**EXERCISE AIM**
From the entries below, determine the number of lines that contain "label". Give that number by itself.

**SOURCE MATERIAL**

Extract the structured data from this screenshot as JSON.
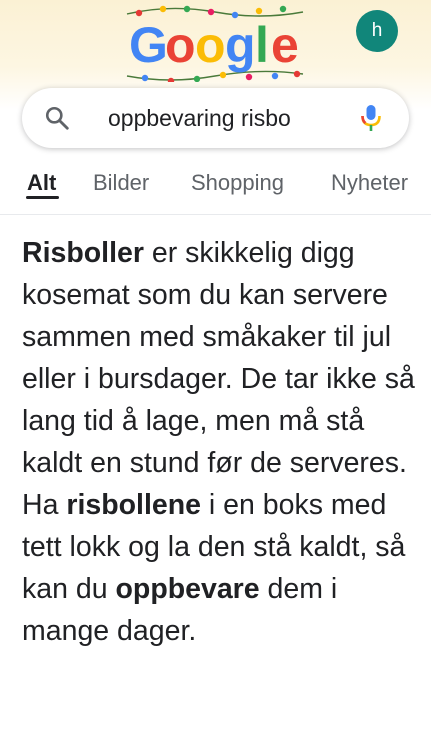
{
  "header": {
    "logo_text": "Google",
    "avatar_letter": "h"
  },
  "search": {
    "query": "oppbevaring risbo"
  },
  "tabs": [
    {
      "label": "Alt",
      "active": true
    },
    {
      "label": "Bilder",
      "active": false
    },
    {
      "label": "Shopping",
      "active": false
    },
    {
      "label": "Nyheter",
      "active": false
    }
  ],
  "snippet": {
    "segments": [
      {
        "text": "Risboller",
        "bold": true
      },
      {
        "text": " er skikkelig digg kosemat som du kan servere sammen med småkaker til jul eller i bursdager. De tar ikke så lang tid å lage, men må stå kaldt en stund før de serveres. Ha ",
        "bold": false
      },
      {
        "text": "risbollene",
        "bold": true
      },
      {
        "text": " i en boks med tett lokk og la den stå kaldt, så kan du ",
        "bold": false
      },
      {
        "text": "oppbevare",
        "bold": true
      },
      {
        "text": " dem i mange dager.",
        "bold": false
      }
    ]
  },
  "colors": {
    "avatar_bg": "#11867a",
    "header_bg": "#fbf1d4",
    "text": "#202124",
    "tab_inactive": "#5f6368"
  },
  "icons": {
    "search": "search-icon",
    "mic": "microphone-icon"
  }
}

**WRITTEN RESPONSE**
4